Criminal Records Search
Trigger Warning: Sexual assault is a serious matter; if you have been sexually assaulted, the contents of this article may be triggering. The National Sexual Assault Hotline is available 24 hours a day at 1-(800)-656-4673; all victims are encouraged to contact them whenever they are ready.
Assault comes in a variety of anxiety-inducing flavors. Depending on the state, assault can be anything from implying a threat to physically touching another person. Sexual assault, however, is different from the other types of assault crimes because it is never the victim’s fault. In typical assault cases, the victim may be partially responsible, as they as when they provoke a situation. Sexual assault happens to the victim, so the aggressor is the only one to blame.
Sexual assault occurs when sexual contact or behavior happens without the victim’s explicit consent. A good sexual assault definition would also include additional factors like the expression of force and possible perpetrators; subsequent sections speak more about these factors and their relation to sexual assault as a crime.
Sexual assault can happen in various situations—some may not appear clear and immediate harassment in the moment. There are many types of sexual assault crimes that most people should be aware of, including:
But then there are the sexual assault crimes that happen without contact with a victim:
None of the previous examples speak about the whole picture either—sexual assault can happen anywhere, to anyone. Sometimes these assaults or harassment also occur in the work environment; unless these threats are seen as red flags, the sex offender may continue their behavior. Sexual harassment has happened in the workforce for many decades, so calling it out and correcting it is crucial.
For example, these are some common sexual assault examples in the workplace:
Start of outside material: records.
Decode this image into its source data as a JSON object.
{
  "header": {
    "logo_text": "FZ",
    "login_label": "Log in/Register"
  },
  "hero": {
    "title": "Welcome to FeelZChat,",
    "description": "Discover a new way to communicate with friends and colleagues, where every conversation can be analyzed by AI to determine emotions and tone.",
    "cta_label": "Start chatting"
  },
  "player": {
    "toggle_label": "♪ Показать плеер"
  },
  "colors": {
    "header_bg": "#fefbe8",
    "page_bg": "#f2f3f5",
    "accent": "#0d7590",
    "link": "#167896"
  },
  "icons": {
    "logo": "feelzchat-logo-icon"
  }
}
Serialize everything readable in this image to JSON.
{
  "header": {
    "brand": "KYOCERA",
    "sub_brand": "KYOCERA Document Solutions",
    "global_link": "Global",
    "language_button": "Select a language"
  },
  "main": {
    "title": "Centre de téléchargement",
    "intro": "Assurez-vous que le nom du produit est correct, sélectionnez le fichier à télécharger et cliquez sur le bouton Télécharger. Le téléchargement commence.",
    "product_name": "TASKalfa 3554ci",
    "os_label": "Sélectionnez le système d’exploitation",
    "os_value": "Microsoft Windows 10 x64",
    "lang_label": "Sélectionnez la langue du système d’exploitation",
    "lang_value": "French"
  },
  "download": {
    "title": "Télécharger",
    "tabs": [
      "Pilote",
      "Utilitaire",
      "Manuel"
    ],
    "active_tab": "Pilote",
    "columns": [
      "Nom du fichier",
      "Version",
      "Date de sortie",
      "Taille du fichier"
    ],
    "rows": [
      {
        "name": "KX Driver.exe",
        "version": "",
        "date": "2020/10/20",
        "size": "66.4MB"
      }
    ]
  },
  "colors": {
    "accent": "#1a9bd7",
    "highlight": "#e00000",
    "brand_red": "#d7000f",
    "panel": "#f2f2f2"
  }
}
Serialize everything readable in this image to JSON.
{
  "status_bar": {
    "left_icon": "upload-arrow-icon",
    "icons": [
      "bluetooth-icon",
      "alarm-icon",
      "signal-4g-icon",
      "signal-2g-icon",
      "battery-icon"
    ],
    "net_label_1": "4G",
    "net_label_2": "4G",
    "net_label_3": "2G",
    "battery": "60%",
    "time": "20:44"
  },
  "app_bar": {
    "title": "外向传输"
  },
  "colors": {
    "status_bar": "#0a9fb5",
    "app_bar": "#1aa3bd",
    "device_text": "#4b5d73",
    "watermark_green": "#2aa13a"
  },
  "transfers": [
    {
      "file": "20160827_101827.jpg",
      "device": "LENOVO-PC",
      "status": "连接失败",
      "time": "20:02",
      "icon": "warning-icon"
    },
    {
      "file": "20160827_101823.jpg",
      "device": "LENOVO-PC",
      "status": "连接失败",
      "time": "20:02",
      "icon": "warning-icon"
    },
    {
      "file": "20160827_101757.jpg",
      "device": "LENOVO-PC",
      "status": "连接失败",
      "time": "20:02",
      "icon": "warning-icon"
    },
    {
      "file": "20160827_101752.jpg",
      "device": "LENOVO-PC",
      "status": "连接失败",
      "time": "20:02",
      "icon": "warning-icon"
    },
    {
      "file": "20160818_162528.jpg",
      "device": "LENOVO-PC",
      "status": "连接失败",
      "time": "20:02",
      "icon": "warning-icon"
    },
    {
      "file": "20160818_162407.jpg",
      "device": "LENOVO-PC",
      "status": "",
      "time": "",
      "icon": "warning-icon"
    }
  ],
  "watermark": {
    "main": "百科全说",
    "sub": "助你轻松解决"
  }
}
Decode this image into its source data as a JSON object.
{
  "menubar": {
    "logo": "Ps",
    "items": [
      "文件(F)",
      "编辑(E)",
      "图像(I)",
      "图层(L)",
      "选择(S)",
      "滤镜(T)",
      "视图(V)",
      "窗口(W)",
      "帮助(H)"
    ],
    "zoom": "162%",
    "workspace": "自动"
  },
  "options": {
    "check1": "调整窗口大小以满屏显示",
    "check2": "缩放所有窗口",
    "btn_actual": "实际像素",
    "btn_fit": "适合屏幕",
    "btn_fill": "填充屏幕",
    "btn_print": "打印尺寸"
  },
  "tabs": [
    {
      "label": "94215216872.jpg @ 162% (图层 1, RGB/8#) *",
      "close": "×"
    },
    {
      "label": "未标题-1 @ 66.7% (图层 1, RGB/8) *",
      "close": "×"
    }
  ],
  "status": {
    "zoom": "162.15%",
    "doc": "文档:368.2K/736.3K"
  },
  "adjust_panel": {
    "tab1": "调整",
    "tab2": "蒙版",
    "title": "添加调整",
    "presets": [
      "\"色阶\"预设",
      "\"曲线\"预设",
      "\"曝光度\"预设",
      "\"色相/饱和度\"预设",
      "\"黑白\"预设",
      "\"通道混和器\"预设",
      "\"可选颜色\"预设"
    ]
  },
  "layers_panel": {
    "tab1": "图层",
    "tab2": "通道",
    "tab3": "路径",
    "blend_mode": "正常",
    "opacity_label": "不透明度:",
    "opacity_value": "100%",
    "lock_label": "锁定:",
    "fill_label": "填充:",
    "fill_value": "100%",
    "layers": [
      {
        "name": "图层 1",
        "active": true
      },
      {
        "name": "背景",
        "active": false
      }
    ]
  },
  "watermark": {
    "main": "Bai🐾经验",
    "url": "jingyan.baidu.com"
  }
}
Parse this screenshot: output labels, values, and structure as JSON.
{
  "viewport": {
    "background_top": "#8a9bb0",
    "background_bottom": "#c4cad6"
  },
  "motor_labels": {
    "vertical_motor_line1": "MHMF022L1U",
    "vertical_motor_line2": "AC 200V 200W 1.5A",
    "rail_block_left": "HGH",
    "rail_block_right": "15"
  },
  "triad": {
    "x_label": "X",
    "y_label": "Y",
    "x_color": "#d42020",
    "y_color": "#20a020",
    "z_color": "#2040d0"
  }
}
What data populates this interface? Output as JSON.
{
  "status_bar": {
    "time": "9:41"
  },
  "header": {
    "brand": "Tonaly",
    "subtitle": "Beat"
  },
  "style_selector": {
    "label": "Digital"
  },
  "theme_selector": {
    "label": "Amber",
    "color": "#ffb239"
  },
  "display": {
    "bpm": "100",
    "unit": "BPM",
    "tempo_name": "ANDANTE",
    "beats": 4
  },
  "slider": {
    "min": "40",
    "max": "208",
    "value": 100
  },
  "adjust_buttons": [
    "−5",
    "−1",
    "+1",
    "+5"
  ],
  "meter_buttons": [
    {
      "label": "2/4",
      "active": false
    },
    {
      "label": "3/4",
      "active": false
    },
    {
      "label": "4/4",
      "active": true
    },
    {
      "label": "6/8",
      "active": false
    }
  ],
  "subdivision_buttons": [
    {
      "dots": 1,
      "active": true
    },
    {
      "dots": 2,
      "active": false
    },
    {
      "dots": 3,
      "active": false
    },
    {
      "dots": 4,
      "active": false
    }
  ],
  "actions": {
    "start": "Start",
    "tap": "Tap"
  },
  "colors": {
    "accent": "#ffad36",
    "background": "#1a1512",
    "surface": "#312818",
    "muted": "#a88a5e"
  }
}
All forms of rape are sexual assault, but not all sexual assault is rape. Rape consists of the penetration of the victim’s anus or vagina with any object that is unwanted. Whether a situation involves rape depends on many elements, including consent, force, and the victim’s relation to the rapist.
All states have statutes that judges must follow to charge those indicted with sexual assault charges. Unfortunately, many states allow only a certain amount of time for the victims to report the incident. These periods are called "statutes of limitations" and can range from one to five years. The particular assault, its severity, and many other factors determine how long a victim has to report their rape.
Force is a deciding element of all sexual assaults; the aggressor forces themselves onto the victim in an unwanted, sexual way. Even in cases of perceived consent, the aggressor is still committing sexual assault (below). Force also plays a hidden factor in many other ways:
Eight out of ten sexual assaults are committed by someone known to the victim, called acquaintance assaults. Situations like assaults at work, school, and home, fall under this category. Only recently has marital rape been added to this list.
On the other side, stranger assaults are the term for assaults by unknown aggressors. Situations like this can happen in many ways. For example, there are blitz sexual assaults, where the aggressor quickly and brutally attacks the victim.
Sexual assault can happen to anyone, regardless of gender, race, religion, or creed. During the "Me Too" movement, many women came out about their experience with sexual assaults; as a byproduct, many men, nonbinary, and transgender people joined the fray. In some cases, these victims were met with dismissive answers, while others received the full fury of the internet. Victims of any sexual assault can come from anywhere—their only similarity is that they are victims.